What the task requires » All lines in the data below carrying the string "financial" are to be located and copied.

Data shown START

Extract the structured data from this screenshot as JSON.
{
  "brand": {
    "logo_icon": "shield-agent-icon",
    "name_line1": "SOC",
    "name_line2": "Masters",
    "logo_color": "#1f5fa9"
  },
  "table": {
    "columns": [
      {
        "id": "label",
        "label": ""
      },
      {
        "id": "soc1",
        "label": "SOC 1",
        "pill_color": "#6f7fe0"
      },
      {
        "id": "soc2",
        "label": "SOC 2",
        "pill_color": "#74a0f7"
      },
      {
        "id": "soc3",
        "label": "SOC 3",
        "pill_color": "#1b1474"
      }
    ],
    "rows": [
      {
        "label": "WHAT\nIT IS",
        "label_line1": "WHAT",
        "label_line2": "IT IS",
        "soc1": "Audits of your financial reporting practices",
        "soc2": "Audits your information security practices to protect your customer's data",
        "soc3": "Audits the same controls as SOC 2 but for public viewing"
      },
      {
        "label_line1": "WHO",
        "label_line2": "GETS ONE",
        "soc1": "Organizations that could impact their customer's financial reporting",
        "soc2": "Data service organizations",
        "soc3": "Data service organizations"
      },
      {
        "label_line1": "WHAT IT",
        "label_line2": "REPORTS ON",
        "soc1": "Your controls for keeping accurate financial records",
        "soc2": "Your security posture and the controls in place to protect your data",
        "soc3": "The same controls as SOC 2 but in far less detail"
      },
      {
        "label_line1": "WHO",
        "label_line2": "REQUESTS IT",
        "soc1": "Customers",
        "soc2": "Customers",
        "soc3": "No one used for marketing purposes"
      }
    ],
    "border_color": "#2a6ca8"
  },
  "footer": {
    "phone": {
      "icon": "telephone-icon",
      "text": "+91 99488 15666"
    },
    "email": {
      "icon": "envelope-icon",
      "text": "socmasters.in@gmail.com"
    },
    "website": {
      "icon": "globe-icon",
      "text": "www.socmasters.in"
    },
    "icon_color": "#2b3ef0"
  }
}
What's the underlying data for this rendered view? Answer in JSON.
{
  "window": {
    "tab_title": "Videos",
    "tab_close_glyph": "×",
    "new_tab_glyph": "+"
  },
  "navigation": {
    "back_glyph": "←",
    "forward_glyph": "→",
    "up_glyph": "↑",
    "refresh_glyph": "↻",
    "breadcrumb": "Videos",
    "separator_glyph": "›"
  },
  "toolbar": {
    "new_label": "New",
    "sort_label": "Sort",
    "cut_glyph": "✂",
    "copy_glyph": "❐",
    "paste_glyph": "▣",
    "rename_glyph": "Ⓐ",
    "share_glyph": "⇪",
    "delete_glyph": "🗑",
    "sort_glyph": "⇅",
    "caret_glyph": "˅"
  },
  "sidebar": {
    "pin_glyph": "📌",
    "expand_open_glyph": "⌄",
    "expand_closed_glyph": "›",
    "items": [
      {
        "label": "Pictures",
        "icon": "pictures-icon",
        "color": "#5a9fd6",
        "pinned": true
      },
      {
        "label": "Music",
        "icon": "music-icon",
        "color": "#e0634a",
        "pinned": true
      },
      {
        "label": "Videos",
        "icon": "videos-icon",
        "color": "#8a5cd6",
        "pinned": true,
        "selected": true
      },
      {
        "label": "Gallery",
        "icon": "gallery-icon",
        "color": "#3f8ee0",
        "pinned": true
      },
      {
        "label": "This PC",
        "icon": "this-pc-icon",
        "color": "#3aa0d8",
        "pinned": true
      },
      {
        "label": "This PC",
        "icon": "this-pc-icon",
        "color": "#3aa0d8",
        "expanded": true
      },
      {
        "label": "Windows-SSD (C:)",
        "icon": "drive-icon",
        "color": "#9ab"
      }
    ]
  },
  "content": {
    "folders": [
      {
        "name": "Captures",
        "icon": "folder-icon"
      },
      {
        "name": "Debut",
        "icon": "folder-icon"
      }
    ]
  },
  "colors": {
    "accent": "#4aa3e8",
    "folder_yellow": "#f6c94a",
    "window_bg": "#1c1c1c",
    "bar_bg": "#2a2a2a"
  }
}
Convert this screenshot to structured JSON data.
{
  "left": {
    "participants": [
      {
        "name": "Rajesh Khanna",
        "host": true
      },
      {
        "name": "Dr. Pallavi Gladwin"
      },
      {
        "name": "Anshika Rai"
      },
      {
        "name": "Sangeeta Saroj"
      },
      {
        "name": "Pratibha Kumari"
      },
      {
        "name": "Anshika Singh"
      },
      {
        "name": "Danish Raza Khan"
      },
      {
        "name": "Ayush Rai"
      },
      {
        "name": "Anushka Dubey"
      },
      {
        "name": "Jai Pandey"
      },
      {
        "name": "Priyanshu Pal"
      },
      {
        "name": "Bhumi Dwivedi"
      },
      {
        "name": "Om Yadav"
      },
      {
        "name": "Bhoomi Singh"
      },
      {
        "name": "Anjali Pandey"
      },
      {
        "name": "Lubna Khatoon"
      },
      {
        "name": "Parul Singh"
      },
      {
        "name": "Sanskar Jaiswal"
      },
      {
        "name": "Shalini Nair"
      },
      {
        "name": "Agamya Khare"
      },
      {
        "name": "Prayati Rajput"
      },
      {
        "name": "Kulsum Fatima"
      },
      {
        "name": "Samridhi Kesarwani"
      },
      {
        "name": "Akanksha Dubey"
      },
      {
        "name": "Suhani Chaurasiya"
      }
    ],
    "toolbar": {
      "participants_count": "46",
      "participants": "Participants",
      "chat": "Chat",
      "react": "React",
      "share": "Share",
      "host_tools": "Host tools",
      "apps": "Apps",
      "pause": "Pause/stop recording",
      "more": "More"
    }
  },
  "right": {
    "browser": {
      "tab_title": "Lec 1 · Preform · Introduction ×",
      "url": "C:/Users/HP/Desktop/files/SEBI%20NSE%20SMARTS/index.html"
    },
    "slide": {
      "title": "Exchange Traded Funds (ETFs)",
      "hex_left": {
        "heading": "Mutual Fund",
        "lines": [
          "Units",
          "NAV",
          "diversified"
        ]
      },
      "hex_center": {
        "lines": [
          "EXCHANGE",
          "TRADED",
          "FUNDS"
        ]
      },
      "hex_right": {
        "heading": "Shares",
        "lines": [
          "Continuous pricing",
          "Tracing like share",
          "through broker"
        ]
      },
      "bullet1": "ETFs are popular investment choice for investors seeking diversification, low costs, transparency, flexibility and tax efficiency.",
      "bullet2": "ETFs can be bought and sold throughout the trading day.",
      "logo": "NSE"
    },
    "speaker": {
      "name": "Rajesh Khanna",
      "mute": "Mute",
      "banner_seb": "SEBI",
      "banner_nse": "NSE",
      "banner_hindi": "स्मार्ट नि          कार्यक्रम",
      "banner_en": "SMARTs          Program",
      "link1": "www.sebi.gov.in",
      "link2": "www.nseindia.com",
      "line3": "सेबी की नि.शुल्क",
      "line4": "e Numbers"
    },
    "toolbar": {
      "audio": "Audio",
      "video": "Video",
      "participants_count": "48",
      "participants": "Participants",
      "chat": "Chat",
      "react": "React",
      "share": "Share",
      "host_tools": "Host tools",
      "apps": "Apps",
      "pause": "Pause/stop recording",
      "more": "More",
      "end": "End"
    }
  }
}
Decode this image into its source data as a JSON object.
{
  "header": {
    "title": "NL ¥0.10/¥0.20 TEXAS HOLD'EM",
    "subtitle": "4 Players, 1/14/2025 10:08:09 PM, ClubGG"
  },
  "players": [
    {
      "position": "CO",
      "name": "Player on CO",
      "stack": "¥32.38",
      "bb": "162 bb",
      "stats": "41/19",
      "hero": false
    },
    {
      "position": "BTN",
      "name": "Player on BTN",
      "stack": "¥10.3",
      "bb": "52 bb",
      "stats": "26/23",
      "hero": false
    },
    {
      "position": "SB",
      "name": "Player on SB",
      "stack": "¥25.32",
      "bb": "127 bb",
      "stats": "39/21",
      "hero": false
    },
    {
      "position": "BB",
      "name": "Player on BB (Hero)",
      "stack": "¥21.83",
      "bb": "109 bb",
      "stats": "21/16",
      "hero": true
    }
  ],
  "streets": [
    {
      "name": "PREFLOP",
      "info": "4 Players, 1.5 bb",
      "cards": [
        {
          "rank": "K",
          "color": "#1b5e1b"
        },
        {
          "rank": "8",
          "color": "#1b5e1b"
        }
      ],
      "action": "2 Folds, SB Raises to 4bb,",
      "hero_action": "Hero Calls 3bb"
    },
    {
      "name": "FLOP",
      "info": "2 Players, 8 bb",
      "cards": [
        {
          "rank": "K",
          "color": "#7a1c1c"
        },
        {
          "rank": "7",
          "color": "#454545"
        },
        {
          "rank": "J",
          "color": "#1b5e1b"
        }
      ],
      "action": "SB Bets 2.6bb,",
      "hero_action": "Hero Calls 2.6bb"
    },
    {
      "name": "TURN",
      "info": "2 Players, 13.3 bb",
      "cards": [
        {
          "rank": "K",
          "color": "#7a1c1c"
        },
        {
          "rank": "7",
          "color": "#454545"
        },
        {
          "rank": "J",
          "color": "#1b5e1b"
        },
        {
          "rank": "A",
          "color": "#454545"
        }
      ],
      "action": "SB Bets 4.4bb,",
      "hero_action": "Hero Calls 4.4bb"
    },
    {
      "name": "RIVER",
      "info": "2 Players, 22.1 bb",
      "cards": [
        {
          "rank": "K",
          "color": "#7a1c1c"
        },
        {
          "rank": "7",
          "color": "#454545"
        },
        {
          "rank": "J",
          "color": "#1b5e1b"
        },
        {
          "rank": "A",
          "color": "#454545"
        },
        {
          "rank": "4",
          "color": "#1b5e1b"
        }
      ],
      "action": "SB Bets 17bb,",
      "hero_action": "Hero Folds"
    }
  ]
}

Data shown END

Result of this task »
        "soc1": "Audits of your financial reporting practices",
        "soc1": "Organizations that could impact their customer's financial reporting",
        "soc1": "Your controls for keeping accurate financial records",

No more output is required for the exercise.